*Work to complete*:
State the number of lines that hold "this" in the records below, with no other words.

....

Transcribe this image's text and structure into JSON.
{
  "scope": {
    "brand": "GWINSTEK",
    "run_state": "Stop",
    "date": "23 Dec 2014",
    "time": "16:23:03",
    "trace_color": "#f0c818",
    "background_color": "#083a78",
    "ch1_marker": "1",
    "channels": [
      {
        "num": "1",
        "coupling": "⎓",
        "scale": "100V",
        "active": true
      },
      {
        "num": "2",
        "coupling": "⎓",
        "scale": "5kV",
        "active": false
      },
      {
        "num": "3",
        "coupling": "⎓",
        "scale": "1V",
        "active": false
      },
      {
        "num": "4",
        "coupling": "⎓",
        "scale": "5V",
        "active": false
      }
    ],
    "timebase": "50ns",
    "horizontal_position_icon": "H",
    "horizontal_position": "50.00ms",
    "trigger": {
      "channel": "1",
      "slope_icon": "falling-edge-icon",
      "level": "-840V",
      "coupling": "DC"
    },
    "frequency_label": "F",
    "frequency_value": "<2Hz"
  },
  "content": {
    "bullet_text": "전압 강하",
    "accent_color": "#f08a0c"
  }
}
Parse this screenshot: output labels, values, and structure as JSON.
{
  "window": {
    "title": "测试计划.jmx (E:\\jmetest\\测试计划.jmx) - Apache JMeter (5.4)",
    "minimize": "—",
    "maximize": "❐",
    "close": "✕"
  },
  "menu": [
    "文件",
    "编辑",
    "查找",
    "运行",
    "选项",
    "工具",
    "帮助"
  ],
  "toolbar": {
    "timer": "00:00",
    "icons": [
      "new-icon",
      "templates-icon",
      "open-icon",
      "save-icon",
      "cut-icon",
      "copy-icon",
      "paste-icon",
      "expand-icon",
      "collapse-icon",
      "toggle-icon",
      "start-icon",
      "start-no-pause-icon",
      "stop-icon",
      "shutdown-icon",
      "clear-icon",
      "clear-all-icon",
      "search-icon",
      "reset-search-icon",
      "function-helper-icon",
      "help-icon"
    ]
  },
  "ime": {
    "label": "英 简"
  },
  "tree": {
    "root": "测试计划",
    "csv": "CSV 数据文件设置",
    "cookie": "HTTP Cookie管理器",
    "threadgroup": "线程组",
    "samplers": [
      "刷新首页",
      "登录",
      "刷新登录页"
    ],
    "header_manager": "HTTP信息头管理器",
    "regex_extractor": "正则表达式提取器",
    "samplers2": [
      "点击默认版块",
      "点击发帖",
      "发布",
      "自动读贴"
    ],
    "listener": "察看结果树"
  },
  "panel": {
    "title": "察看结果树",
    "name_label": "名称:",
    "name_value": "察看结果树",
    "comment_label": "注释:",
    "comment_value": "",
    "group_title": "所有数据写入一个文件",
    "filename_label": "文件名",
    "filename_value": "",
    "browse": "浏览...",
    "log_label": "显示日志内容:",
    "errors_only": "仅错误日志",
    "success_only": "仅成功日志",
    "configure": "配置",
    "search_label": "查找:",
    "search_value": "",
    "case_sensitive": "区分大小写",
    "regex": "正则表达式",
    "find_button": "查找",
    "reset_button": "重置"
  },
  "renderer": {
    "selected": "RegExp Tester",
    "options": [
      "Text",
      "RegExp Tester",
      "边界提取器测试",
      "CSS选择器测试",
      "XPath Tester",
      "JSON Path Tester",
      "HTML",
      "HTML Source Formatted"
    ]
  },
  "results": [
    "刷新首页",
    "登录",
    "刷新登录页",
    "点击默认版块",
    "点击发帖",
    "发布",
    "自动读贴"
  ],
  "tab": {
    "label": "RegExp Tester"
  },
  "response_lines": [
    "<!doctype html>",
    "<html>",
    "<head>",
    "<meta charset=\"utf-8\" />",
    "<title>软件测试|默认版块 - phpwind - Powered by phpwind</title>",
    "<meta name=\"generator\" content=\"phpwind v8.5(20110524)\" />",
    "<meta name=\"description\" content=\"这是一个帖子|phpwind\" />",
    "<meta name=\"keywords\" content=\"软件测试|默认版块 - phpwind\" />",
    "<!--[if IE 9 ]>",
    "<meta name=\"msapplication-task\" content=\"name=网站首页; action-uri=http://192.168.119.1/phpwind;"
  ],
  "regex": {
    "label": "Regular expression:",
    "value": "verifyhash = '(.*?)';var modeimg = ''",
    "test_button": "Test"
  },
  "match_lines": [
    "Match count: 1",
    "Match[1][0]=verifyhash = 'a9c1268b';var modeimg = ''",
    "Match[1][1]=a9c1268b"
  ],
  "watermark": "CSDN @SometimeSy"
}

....

*Exercise answer*:
2